*Supplied material:*
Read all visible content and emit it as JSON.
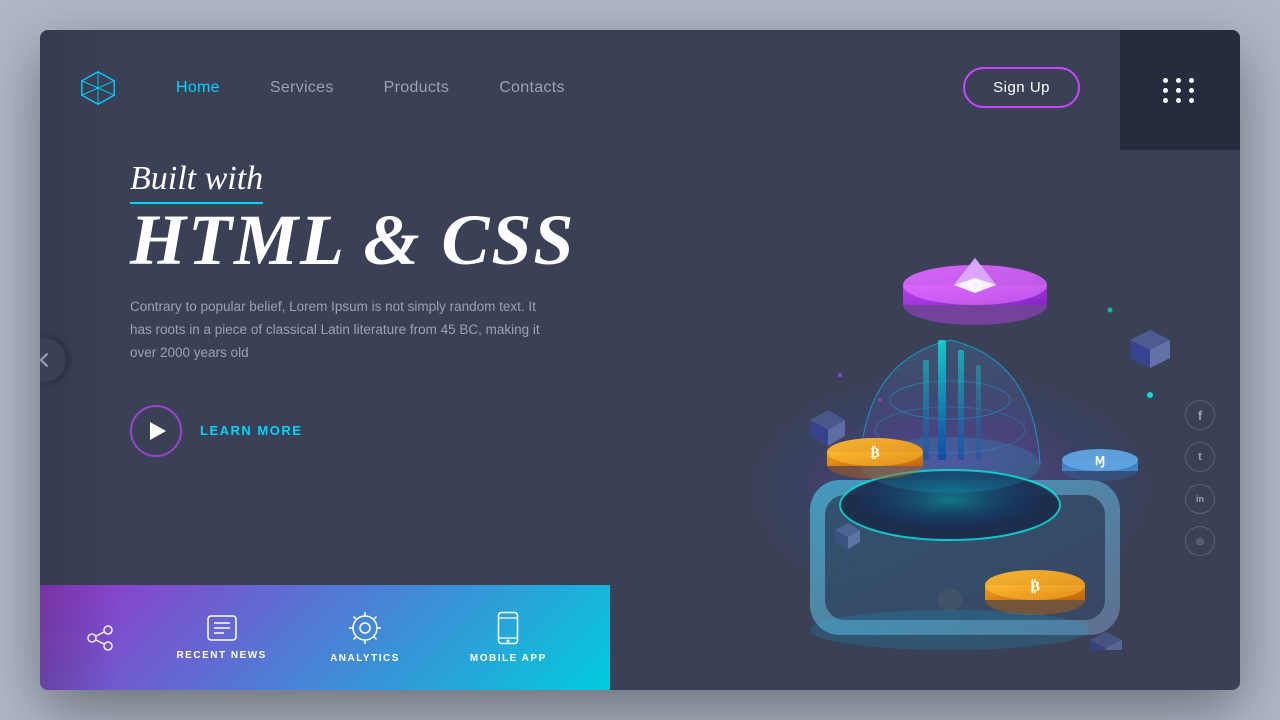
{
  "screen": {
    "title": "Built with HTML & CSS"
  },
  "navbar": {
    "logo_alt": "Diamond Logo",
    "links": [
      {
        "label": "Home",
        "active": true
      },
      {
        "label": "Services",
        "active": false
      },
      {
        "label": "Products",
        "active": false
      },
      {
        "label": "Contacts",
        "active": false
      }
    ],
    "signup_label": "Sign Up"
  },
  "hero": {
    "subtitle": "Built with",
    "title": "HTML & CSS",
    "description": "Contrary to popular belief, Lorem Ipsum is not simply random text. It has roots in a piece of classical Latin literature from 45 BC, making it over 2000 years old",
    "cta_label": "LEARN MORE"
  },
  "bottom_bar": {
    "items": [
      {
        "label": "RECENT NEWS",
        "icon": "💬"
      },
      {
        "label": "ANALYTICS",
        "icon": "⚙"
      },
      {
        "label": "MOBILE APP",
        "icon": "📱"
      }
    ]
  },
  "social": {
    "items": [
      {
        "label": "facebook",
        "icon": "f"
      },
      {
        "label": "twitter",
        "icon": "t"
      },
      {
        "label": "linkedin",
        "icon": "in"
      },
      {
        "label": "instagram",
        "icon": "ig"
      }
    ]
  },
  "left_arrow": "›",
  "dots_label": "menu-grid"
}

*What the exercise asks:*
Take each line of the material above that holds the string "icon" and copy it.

*Finished task:*
        "icon": "💬"
        "icon": "⚙"
        "icon": "📱"
        "icon": "f"
        "icon": "t"
        "icon": "in"
        "icon": "ig"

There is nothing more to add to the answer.